- _Exercise requirements_:
Return copies of the lines below that mention "true".

- _Records supplied_:
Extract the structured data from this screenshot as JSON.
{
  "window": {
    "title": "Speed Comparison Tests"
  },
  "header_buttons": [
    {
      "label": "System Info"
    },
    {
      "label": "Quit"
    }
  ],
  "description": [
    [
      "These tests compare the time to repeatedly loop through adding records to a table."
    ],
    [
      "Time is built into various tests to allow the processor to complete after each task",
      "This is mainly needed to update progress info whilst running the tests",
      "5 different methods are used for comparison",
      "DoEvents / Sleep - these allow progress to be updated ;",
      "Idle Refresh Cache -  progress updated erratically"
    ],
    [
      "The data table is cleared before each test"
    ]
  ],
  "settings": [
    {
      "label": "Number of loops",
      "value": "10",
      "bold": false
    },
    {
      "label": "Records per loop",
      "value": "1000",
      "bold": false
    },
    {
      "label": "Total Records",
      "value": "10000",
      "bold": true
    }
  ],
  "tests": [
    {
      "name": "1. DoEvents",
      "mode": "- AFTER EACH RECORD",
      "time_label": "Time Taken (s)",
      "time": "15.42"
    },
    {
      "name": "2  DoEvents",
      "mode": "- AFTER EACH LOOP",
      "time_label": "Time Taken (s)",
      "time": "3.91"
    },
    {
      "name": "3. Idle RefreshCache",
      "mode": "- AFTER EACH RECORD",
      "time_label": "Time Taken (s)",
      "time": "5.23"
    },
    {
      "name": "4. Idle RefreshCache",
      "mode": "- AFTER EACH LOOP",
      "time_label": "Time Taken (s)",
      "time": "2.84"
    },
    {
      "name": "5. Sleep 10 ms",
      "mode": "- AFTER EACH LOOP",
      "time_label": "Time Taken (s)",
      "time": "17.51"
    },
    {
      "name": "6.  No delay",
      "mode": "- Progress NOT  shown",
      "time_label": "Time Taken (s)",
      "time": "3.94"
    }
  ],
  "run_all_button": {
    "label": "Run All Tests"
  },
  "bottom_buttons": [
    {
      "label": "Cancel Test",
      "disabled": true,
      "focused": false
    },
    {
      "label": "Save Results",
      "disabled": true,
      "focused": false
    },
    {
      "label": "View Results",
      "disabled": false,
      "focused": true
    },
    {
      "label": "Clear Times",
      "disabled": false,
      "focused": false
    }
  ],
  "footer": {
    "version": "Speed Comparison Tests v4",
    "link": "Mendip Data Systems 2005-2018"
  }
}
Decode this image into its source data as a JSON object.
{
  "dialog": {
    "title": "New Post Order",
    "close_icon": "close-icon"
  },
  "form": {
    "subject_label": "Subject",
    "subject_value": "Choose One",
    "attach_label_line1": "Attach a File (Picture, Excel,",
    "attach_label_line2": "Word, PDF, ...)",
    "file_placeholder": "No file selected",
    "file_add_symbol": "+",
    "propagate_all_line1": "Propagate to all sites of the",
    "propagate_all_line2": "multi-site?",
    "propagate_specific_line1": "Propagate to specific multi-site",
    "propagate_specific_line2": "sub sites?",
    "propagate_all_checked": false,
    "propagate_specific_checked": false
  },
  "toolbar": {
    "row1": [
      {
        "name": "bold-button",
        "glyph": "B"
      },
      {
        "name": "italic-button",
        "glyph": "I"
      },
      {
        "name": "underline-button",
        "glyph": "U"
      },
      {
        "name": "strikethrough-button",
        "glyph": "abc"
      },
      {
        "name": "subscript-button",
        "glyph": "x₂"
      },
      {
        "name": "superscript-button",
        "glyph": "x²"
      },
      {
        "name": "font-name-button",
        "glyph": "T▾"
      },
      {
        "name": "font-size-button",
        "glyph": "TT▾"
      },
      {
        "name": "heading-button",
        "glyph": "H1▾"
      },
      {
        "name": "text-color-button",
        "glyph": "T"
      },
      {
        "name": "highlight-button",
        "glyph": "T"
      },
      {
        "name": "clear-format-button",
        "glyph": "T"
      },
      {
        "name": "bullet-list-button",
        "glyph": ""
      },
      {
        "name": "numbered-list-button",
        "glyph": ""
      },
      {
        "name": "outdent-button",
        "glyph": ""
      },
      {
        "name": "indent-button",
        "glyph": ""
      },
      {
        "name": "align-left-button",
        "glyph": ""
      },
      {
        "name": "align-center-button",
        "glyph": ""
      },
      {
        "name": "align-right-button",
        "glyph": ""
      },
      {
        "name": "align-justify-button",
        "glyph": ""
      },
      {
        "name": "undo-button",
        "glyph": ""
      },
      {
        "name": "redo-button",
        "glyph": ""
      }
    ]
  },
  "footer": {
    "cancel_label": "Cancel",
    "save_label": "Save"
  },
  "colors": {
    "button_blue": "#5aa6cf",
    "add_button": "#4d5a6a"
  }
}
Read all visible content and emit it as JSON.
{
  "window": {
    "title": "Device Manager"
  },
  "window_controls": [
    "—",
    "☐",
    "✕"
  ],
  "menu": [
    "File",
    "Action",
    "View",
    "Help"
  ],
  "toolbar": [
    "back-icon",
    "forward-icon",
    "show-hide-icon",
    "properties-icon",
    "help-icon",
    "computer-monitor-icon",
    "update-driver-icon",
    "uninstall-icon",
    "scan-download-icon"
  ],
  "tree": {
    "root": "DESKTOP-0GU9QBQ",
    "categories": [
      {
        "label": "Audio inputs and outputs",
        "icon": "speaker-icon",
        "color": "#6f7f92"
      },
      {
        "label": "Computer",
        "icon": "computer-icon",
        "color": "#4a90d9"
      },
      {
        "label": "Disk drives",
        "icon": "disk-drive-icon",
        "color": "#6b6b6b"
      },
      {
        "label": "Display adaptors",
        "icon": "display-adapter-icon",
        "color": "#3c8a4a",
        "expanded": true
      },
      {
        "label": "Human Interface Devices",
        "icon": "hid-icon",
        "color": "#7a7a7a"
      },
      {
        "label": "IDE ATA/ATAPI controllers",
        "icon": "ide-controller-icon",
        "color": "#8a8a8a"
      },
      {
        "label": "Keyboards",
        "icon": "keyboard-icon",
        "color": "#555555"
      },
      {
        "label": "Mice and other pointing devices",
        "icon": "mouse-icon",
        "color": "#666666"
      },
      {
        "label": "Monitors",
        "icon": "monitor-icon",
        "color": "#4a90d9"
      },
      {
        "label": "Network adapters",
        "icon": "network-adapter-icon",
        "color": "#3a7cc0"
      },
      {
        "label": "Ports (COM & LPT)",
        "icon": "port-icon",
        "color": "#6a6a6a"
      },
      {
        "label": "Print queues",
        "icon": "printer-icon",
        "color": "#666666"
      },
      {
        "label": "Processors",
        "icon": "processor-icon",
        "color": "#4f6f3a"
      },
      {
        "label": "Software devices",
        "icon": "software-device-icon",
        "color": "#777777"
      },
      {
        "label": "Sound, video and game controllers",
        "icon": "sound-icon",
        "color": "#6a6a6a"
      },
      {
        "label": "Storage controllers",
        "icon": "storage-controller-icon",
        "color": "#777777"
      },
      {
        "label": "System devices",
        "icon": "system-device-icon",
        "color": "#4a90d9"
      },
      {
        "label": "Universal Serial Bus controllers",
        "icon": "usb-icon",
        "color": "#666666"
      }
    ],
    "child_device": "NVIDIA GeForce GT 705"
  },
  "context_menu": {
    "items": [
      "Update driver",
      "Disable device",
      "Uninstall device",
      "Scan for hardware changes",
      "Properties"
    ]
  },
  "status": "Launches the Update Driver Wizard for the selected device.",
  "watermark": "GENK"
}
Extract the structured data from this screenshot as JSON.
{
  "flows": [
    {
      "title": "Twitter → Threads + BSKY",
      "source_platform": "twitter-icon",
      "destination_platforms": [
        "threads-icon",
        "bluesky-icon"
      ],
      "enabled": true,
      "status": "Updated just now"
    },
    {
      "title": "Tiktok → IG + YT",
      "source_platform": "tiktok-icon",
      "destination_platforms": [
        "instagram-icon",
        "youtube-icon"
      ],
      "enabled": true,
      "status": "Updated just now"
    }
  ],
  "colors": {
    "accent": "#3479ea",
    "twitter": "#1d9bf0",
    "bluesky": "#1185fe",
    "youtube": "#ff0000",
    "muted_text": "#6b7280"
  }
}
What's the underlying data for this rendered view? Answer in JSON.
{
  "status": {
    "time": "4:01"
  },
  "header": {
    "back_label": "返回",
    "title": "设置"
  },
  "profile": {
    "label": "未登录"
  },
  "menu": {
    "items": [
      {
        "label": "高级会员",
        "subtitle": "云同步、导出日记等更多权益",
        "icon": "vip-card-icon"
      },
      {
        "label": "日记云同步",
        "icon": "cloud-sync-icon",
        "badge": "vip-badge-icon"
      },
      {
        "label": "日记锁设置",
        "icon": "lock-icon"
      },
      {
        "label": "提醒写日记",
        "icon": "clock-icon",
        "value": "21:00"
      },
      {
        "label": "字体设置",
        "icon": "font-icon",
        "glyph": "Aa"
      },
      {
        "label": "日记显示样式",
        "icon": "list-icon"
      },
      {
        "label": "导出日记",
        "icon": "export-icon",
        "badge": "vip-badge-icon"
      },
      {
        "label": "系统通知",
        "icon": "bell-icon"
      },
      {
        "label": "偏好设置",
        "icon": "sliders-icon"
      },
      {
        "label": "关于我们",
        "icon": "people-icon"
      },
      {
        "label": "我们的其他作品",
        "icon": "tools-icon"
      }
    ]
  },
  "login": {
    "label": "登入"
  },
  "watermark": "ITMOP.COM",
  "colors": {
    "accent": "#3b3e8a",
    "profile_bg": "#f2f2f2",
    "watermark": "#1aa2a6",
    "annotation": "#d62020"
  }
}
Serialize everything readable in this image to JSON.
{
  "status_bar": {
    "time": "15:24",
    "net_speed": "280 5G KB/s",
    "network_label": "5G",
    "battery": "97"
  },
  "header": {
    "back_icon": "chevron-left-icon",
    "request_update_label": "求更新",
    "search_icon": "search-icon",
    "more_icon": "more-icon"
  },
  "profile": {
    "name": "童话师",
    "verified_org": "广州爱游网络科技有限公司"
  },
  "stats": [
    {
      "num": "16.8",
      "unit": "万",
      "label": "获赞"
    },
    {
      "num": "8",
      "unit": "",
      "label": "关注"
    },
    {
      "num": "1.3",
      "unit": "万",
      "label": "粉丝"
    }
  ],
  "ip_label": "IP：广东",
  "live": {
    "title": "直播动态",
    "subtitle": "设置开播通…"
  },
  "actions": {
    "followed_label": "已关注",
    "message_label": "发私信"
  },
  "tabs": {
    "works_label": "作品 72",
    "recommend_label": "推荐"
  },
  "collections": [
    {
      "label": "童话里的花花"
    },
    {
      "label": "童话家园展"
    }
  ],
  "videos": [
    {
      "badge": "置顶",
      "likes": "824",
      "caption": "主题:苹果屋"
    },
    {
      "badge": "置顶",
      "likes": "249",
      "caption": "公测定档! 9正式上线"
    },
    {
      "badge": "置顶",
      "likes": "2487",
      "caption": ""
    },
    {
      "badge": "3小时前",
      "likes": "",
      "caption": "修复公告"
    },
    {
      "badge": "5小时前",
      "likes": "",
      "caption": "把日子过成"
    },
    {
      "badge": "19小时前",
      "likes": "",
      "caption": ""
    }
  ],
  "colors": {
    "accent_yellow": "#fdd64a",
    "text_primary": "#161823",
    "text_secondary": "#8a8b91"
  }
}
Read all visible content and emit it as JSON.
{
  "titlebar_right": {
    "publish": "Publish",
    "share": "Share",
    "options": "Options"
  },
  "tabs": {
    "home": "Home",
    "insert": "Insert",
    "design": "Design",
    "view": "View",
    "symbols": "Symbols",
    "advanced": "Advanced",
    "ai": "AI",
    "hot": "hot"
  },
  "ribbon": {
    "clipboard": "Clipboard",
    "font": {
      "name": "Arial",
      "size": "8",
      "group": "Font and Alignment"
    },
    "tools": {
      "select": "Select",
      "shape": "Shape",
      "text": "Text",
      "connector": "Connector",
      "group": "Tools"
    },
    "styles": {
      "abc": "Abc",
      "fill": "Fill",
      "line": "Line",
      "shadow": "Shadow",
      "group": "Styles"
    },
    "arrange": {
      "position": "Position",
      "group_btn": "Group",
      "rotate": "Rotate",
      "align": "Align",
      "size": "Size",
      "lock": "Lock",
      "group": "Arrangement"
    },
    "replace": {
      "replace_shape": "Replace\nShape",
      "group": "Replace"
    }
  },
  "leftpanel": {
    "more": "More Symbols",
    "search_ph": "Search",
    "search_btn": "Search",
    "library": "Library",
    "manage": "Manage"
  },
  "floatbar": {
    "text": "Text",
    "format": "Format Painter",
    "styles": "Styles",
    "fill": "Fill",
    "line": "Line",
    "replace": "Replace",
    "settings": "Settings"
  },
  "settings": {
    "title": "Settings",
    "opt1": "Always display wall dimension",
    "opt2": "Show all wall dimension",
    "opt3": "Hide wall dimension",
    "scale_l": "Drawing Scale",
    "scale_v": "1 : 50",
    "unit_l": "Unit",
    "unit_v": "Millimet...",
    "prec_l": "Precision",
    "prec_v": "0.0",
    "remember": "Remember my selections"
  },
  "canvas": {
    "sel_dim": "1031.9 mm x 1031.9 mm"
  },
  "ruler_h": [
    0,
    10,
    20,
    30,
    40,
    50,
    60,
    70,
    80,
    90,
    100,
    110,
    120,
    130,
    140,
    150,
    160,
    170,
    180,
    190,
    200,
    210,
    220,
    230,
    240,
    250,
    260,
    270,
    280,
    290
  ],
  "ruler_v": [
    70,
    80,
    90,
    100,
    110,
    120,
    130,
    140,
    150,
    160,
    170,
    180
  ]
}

- _Expected answer_:
      "bold": true
      "disabled": true,
      "disabled": true,
      "focused": true
        "expanded": true
      "enabled": true,
      "enabled": true,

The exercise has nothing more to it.